The Kate and Anna.
In this case the defendant party does not dispute that an indemnity is due to the owner of the vessel for the seal skins confiscated, but it disagrees with the party claimant upon the price of the skins.
Now, it was shown in the memorandum that the skins taken from aboard this vessel in the beginning of the season were sold at the rate of $14 each. This fact is not denied by the defendant party. It is content with the argument that the skins in question were not upon the London market, but in Bering Sea, and that the price should be reduced on account of that fact, because it would have cost something to transport them from where they were seized to London; consequently it proposes the price of $10 apiece.
The defendant party does not show whereon it bases this estimate of the cost of transporting the skins to London; but in any case, no claim for the reduction of price should be admitted.
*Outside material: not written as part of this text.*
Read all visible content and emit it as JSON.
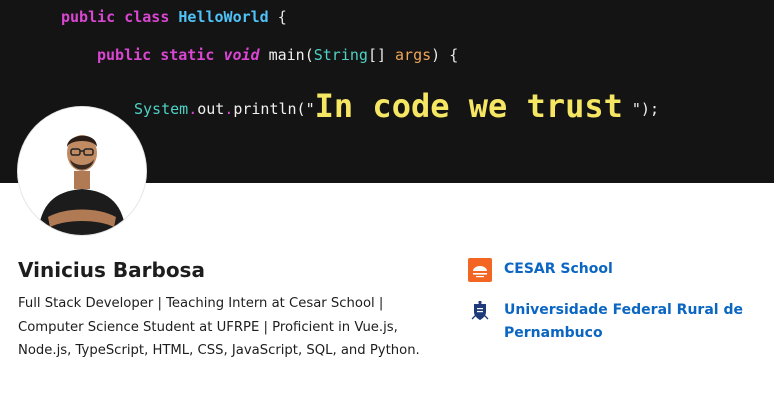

The owner had the right to transport the skins in any way he chose, and the price he received in the beginning of the season, viz, $14 apiece, is the only just estimate for his cargo.
The defendant party denies the sworn testimony of the master of the Kate and Anna concerning the orders which were given him by the commander of the Russian cruiser. It was shown that Captain Lutjens, as owner of the vessel, is a responsible man, and his sworn testimony should be believed until disproved.
He emphatically swore that the commander of the cruiser ordered him to “stop sealing and go home.” This is denied by the defendant party, but without producing sufficient evidence to refute Lutjens’s declaration. No denial on the part of the commander of the cruiser has been submitted, although it would have been easy to produce if the officer had been ready to solemnly deny that he had used that language.
The log book of the cruiser shows that the commander obtained an agreement signed by the master of the schooner “not to kill seals in Russian waters.”
The question here is what the captain considered “Russian waters.” He inscribed in the schooner’s log book that “he was seized in 54° 9′ north latitude and 168° 21′ east longitude, though not exactly in Russian waters;” that is to say, that Russia claimed jurisdiction over the waters near the point where the seizure occurred, and which the defendant party does not deny was more than 30 miles from the Russian coasts. So it appears that the waters which are considered as belonging to Russia were well beyond ordinary marine jurisdiction.
It is quite probable that the report signed by the master of the Kate and Anna could be produced, and if it were of a character calculated to refute the statements of the master of the schooner it is difficult to [Page 361]understand why it was not presented as evidence in the counter memorandum. In fact, the latter is the document in the Russian language which Captain Lutjens swore he was forced to sign, and which he did not understand.
But the arbitrary act of the commander of the cruiser in confiscating these skins on the grounds, as he himself said, that Lutjens could not prove that he had not taken them within Russian waters, although he had no reason for the supposition, showed the master of the schooner the sort of treatment he might expect if he should again be overhauled by a Russian cruiser.
It is not to be supposed that the owner and master of the vessel would abandon his business in the middle of the season if he had been allowed the liberty of continuing it. The testimony submitted in the memorandum in support of the claims for the seizure of the James Hamilton Lewis, Exhibit F of said case, again cited here, shows plainly that Lutjens had no need to enter Russian jurisdictional waters to carry on his business. The only reasonable explanation of the abandonment of his voyage is found in his sworn declaration, viz, that he was ordered by the commander of the Russian cruiser to “stop sealing and go home.”
Moreover, the admission of the defendant party that an indemnity is due for the seal skins confiscated by Captain de Livron constitutes a distinct admission that the position taken by the latter that the onus probandi that the skins were not taken in Russian waters—that is to say, were not stolen—rests upon the master, is not tenable. It may be added that an officer whose views of personal rights are such that he considers one must prove that the goods in one’s possession are not stolen in order to retain legitimate possession of them, would seem to be capable of entertaining different views from other people on the subject of navigating and fishing at sea.
The question of measuring the damages by loss of catch has been considered in the memorandum as well as in the preamble of this rejoinder to the counter memorandum.
The case of the defendant party must be considered as being entirely presented, in view of the fact that the terms of the protocol do not admit of the party claimant presenting new proofs.
The party claimant therefore rests in the firm belief that the honorable arbitrator will in his award allow the total amount of indemnity claimed.